> **PROBLEM STATEMENT**:
Wherever a line of the data contains "name", copy that line.

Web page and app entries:
╔══

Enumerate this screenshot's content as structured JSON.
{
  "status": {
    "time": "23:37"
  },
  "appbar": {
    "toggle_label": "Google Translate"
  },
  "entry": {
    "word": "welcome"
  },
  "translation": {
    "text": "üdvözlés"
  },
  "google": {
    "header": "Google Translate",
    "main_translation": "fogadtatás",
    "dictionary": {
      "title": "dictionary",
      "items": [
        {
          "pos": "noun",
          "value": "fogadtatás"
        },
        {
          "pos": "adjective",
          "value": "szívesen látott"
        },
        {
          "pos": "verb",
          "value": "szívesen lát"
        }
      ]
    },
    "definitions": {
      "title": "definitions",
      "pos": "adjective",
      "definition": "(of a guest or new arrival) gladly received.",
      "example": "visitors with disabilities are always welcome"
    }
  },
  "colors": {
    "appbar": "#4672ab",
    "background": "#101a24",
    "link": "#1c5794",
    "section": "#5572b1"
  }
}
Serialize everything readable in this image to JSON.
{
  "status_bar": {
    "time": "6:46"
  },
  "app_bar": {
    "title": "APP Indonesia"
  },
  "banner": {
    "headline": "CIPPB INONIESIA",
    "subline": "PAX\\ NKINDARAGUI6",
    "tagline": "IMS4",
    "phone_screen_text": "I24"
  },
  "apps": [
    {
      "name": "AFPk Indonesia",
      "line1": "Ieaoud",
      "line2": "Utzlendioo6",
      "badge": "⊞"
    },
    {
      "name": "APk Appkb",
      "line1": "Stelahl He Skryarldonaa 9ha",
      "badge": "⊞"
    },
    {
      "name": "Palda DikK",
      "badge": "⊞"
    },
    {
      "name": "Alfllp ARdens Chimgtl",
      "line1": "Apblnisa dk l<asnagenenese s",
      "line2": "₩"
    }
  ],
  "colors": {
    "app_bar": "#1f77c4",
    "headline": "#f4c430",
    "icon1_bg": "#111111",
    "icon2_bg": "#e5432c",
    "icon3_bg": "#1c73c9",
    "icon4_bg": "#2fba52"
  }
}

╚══

> **FINAL ANSWER**:
      "name": "AFPk Indonesia",
      "name": "APk Appkb",
      "name": "Palda DikK",
      "name": "Alfllp ARdens Chimgtl",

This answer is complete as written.